One day I will proceed in two steps for a better looking result: first I solder the bottom side, I may solder the top but with very little solder to stay as flush as possible. Then I bury the bottom solder points in epoxy. Only once it is cured, I then add a little dab of epoxy also on the top between the legs, and then I slide the plastic bracket back to the PCB surface before the epoxy has cured. I suspect I would get better results, and still get a solid connector.

Using rivets large enough (here 1.0mm ID) will certainly help securing header pins on the PCB,
but look how close the heads are already ! No way a trace can be router between them.

Populating and securing the rivets

Funny game: populating the board with 0.8mm OD rivets (in 0.8mm drilled holes).
The board is halfway on the ruler here, because the rivets are protruding from below.
The metal ruler is quite important to keep the rivet head close and flush to the
(other) side of the PCB, before the tails are pushed down and enlarged.
Do not use a soft surface to push on the rivets from the other side!

Here it is. Huuh. Use a conic, pointy tool that has an "appropriate" diameter and shape.
This one is not wide enough I think, as can be seen in the first picture of the post.
But, hey, it works well and faster for prototyping (better than using soldered wires on both sides),
and it also really helps pinching the copper rings/pads to the PCB, which is very desirable!

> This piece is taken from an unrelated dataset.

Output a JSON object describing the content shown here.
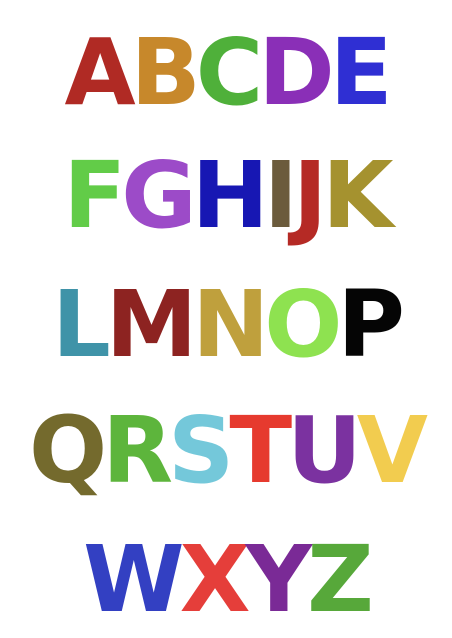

I often (try!) to solder the rivet heads and tails nonetheless as I am unsure about the connection
(even though I never had an issue, the copper rivets really are flawless!).
My soldering iron was not properly set here, and I "flattened" the tin before is solidified here,
because I want the result to be as flush as possible, as required by the radio module I solder on the surface.

Using rivets proved another advantage: there are no protruding soldering points like when wire is used  instead for the vias. I still used a piece of kapton to make sure the serrated radio module would not make contact with a rivet head.
On the bottom left corner, you can see the epoxied ICSP connector pins. I really want this connector to be solid,
as it will be used a lot, and copper traces do not stick very well on these really crappy PCB clads.

Here we are, I hope it will help some of you.

Bonus: epoxy curing
reaction produces heat :)